Deeper still - the colour of treacle toffee! Smells like treacle toffe, too, or a super-rich Christmas cake, again with those lovely earthy, damp, musky aromas and a whiff of fine eau de vie. The flavours are ramped-up another couple of notches - intense, rich, tangy, almost reminiscent of (say) a 6 putt Tokaji, with acidity to match. Immense flavours, with those rich fruitcake flavours augmented by notes of ginger, cinnamon and all manner of exotic spices. Immense length, too. A superb wine. ***

Stanton & Killeen Rare Rutherglen Topaque
How deep can you go? This one looks almost like black treacle! The nose is redolent of fine Armagnac, with aromas of damp earth, peat, burnt toffee apple, dark chocolate, fig and curry spices. Amazingly complex and worthy of lengthy contemplation. Indeed, the angels must have taken more than their fair share of this one, such is the almost painful level of intensity and concentration. And yet pain never felt so pleasurable! The flavours go all the way from A to Z (not to mention all the way to 11!) with all of the sweet, sour, savoury, salty, earthy and tangy elements in complete harmony, and a finish that goes on forever. Heavenly wine. ***+

Stanton & Killeen Rutherglen Muscat
Quite a dark orange/brown colour, with a definite red-ish hue. Roses, violets and turkish delight leap from the glass, with notes of redcurrant jam, orange marmalade and milk chocolate. A really lovely nose - earthy, but at the same time floral and grapey. The palate is rich, with flavours of fresh grapes and figs, with an intense dark muscavado sugar sweetness and just enough tangy acidity to keep it from cloying. One for pouring on the ice cream. *

Stanton & Killeen Classic Rutherglen Muscat
Like the above, only darker and redder. A lovely waft of freshly-baked sourdough bread and rich, dark fruitcake emanates from the glass - doughy, almost donutty, with notes of flowers, spiced dried fruits, molasses, figs, ginger, with hints of mint and balsam.The palate is uber-rich and sweet, but this time has all the acidity required to give it real lift. A bundle of soft, sweet, tangy loveliness. **

Stanton & Killeen Grand Rutherglen Muscat
Deep tawny colour, almost like an aged, dark red wine. Amazingly, it almost smells like a perfectly aged red wine, too, with delicate aromas of redcurrant and spiced bramble, with hints of dried orange peel, incense, damp earth and mocha, all steeped in the finest eau de vie. The flavours are just so intense, so riveting and mouth-filling, with burnt chocolate, candied peel, coffee grounds, parma violets and a gently saline, savoury, meaty and smoky quality. Wave upon wave of spices and herbs, dried exotic fruits (mango, papaya) and black syrup, with an almost tannic grip , all countered by the most wonderfully tangy orange acidity. Another heavenly wine. ***
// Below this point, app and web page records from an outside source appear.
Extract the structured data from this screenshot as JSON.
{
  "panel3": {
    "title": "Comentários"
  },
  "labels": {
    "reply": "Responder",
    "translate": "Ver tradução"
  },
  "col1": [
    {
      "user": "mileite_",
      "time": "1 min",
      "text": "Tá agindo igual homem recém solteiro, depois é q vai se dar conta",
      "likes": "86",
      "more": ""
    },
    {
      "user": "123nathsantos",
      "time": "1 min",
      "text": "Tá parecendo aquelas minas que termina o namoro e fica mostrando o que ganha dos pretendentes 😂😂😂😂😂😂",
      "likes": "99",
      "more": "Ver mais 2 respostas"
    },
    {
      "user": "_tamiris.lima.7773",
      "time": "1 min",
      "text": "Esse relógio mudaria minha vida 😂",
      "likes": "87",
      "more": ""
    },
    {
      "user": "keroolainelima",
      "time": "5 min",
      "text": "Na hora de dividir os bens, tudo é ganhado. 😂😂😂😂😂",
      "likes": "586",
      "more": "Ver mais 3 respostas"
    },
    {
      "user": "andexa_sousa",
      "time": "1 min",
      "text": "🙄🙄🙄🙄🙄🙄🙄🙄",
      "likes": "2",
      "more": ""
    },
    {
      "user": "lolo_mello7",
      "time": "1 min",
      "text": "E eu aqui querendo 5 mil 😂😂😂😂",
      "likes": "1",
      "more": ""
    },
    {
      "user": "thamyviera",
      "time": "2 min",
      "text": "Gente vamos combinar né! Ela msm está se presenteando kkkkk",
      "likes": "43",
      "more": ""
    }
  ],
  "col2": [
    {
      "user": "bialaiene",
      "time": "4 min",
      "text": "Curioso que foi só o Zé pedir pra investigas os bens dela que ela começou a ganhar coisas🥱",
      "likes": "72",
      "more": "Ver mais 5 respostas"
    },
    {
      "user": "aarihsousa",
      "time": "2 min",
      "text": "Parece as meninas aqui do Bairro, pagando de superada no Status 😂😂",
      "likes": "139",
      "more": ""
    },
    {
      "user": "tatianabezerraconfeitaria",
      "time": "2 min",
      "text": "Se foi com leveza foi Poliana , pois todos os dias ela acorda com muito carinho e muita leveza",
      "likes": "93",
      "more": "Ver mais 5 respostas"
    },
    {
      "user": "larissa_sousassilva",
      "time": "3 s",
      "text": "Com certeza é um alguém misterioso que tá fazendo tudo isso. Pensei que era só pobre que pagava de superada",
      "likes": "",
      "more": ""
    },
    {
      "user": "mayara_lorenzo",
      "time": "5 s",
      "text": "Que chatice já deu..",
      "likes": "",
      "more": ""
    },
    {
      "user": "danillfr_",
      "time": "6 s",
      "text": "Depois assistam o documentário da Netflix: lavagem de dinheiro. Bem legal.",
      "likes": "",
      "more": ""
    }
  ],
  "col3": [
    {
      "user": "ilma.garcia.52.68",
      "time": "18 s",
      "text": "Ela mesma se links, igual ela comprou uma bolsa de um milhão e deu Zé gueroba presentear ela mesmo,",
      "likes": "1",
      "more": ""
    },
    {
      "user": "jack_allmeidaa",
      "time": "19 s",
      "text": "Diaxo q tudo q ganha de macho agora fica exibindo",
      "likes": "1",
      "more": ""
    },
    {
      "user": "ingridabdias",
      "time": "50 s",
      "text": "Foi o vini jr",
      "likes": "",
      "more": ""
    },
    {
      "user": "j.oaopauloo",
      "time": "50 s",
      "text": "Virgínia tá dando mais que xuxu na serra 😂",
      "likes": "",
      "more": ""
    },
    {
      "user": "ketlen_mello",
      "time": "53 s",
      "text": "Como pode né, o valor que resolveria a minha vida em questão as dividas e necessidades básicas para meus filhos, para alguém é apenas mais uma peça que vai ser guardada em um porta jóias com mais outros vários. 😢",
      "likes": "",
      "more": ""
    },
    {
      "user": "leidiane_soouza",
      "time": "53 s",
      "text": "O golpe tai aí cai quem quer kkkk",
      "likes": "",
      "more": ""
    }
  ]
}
Stanton & Killeen Rare Rutherglen Muscat
Almost coffee-coloured, and again with a distinct red hue, this one is so viscous, so thick, it almost prevents the aromas from escaping. It isn't muted, but the aromas are hard to describe. The palate, though, is a different matter. The texture is immense, almost like treacle, and completely coats the mouth with flavours of muscavado, laced with orange oil, curry spices, soy and dark chocolate, yet shot through with a streak of tangy acidity, and hardly a sign of anything spiritous or warm. A completely contrary and compelling wine, with massive length. Sheer ambrosia in a glass! ***

On the night, I marginally preferred the Muscats, but tasting through all of the wines again, several weeks later, my allegiance was with the Topaques, which overall seemed to possess just a little more complexity and depth. But it is a close call - and there wasn't a wine in there that I wouldn't choose to drink at the drop of a hat.

Thanks Wendy - and let's hope we can do it all again when you are next in the UK!